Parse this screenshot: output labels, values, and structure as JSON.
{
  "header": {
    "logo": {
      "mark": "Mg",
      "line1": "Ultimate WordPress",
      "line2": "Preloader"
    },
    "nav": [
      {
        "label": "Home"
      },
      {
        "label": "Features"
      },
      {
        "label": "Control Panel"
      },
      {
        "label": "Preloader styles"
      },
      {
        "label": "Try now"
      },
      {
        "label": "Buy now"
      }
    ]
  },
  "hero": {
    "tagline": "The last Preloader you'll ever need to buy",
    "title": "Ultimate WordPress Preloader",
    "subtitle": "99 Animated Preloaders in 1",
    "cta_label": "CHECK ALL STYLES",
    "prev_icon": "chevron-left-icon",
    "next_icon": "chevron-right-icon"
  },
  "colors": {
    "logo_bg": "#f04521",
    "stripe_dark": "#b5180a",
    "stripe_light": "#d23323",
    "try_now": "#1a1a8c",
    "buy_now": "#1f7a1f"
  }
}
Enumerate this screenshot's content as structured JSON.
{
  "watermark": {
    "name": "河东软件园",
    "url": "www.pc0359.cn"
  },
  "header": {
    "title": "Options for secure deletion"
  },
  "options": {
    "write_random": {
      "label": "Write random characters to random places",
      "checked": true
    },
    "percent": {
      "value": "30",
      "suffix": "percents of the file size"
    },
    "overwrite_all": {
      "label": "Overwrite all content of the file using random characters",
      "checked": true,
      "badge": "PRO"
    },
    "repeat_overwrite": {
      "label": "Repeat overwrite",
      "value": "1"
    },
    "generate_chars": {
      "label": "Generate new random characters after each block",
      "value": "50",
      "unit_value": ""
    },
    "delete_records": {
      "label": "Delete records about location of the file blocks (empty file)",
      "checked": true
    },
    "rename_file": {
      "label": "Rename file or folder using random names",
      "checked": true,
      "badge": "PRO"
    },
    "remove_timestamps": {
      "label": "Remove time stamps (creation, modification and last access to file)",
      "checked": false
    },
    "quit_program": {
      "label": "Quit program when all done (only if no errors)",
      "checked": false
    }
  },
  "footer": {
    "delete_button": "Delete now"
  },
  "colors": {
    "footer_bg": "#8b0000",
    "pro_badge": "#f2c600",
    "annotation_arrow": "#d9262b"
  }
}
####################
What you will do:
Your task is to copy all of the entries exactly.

Task answer:
Parse this screenshot: output labels, values, and structure as JSON.
{
  "header": {
    "logo": {
      "mark": "Mg",
      "line1": "Ultimate WordPress",
      "line2": "Preloader"
    },
    "nav": [
      {
        "label": "Home"
      },
      {
        "label": "Features"
      },
      {
        "label": "Control Panel"
      },
      {
        "label": "Preloader styles"
      },
      {
        "label": "Try now"
      },
      {
        "label": "Buy now"
      }
    ]
  },
  "hero": {
    "tagline": "The last Preloader you'll ever need to buy",
    "title": "Ultimate WordPress Preloader",
    "subtitle": "99 Animated Preloaders in 1",
    "cta_label": "CHECK ALL STYLES",
    "prev_icon": "chevron-left-icon",
    "next_icon": "chevron-right-icon"
  },
  "colors": {
    "logo_bg": "#f04521",
    "stripe_dark": "#b5180a",
    "stripe_light": "#d23323",
    "try_now": "#1a1a8c",
    "buy_now": "#1f7a1f"
  }
}
Enumerate this screenshot's content as structured JSON.
{
  "watermark": {
    "name": "河东软件园",
    "url": "www.pc0359.cn"
  },
  "header": {
    "title": "Options for secure deletion"
  },
  "options": {
    "write_random": {
      "label": "Write random characters to random places",
      "checked": true
    },
    "percent": {
      "value": "30",
      "suffix": "percents of the file size"
    },
    "overwrite_all": {
      "label": "Overwrite all content of the file using random characters",
      "checked": true,
      "badge": "PRO"
    },
    "repeat_overwrite": {
      "label": "Repeat overwrite",
      "value": "1"
    },
    "generate_chars": {
      "label": "Generate new random characters after each block",
      "value": "50",
      "unit_value": ""
    },
    "delete_records": {
      "label": "Delete records about location of the file blocks (empty file)",
      "checked": true
    },
    "rename_file": {
      "label": "Rename file or folder using random names",
      "checked": true,
      "badge": "PRO"
    },
    "remove_timestamps": {
      "label": "Remove time stamps (creation, modification and last access to file)",
      "checked": false
    },
    "quit_program": {
      "label": "Quit program when all done (only if no errors)",
      "checked": false
    }
  },
  "footer": {
    "delete_button": "Delete now"
  },
  "colors": {
    "footer_bg": "#8b0000",
    "pro_badge": "#f2c600",
    "annotation_arrow": "#d9262b"
  }
}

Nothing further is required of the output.